     WASHINGTON – Emmette Brown, 42, of Glenn Dale, Md., pled guilty today to a federal mail fraud charge stemming from a scheme in which he was able to take control of a home in Northwest Washington and sell it, making a profit of more than $178,000 for himself, all without the knowledge of the original owner who was overseas caring for his seriously ill mother.

     The guilty plea was announced by U.S. Attorney Ronald C. Machen Jr., Valerie Parlave, Assistant Director in Charge of the FBI’s Washington Field Office, and Cathy L. Lanier, Chief of the Metropolitan Police Department (MPD).

     Brown pled guilty in the U.S. District Court for the District of Columbia. The Honorable Beryl A. Howell scheduled sentencing for Oct. 31, 2014. Brown faces a statutory maximum of 20 years in prison and financial penalties. Under federal sentencing guidelines, he faces a likely range of 15 to 21 months in prison and a fine of up to $40,000. As part of the plea, Brown has agreed to pay $178,038 in restitution to the victim. He also is subject to forfeiture proceedings.

     According to the government’s evidence, the victim owned a house in the 3800 block of T Street NW. In June 2005, he traveled to Russia to take care of his seriously ill mother. The victim intended to return to Washington, D.C., and had purchased a return airline ticket. However, his mother’s condition worsened and he remained abroad until her passing in early 2009. When the victim returned to the United States, he found his home gutted and that he no longer had legal control of the home.

     While he was away, the victim had not paid his District of Columbia property taxes or his federal income taxes. In 2006, unbeknownst to the victim, the property went to a District of Columbia tax lien sale. The tax lien was sold to a company for just over $10,000 and the property went to foreclosure. Brown then began a series of actions, using false claims, power of attorney forms, where he forged the victim’s signature, and documents that enabled him to begin acting on behalf of the victim. Brown eventually sold the property for $465,000 and made approximately $277,000 in payments to pay off the victim’s taxes and liens.  Brown paid off these liens in order to complete his theft of the victim’s home. 

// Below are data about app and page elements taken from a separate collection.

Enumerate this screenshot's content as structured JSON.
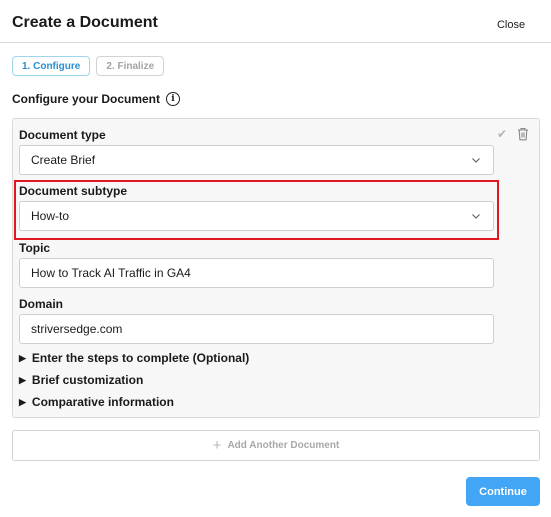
{
  "header": {
    "title": "Create a Document",
    "close_label": "Close"
  },
  "steps": [
    {
      "label": "1. Configure",
      "active": true
    },
    {
      "label": "2. Finalize",
      "active": false
    }
  ],
  "section": {
    "title": "Configure your Document",
    "info_icon": "info-icon"
  },
  "card": {
    "icons": [
      "check-icon",
      "trash-icon"
    ],
    "document_type": {
      "label": "Document type",
      "value": "Create Brief"
    },
    "document_subtype": {
      "label": "Document subtype",
      "value": "How-to"
    },
    "topic": {
      "label": "Topic",
      "value": "How to Track AI Traffic in GA4"
    },
    "domain": {
      "label": "Domain",
      "value": "striversedge.com"
    },
    "expanders": [
      "Enter the steps to complete (Optional)",
      "Brief customization",
      "Comparative information"
    ]
  },
  "add_document": {
    "label": "Add Another Document",
    "icon": "plus-icon"
  },
  "footer": {
    "continue_label": "Continue"
  },
  "colors": {
    "accent": "#42a5f5",
    "highlight": "#e0171f",
    "step_active": "#2a8fd1"
  }
}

     In announcing the plea, U.S. Attorney Machen, Assistant Director in Charge Parlave, and Chief Lanier commended the work of those who investigated the case from the FBI’s Washington Field Office and MPD. They also acknowledged the efforts of those who worked on the case from the U.S. Attorney’s Office, including Paralegal Specialist Donna Galindo; Intelligence Specialist Sharon Johnson, Forensic Accountant Maria Boodoo and Assistant U.S. Attorneys Arvind K. Lal and Zia Faruqui, of the Asset Forfeiture and Money Laundering Section. Finally, they expressed appreciation for the work of Assistant U.S. Attorney Philip A. Selden, who is prosecuting the case.


Updated February 19, 2015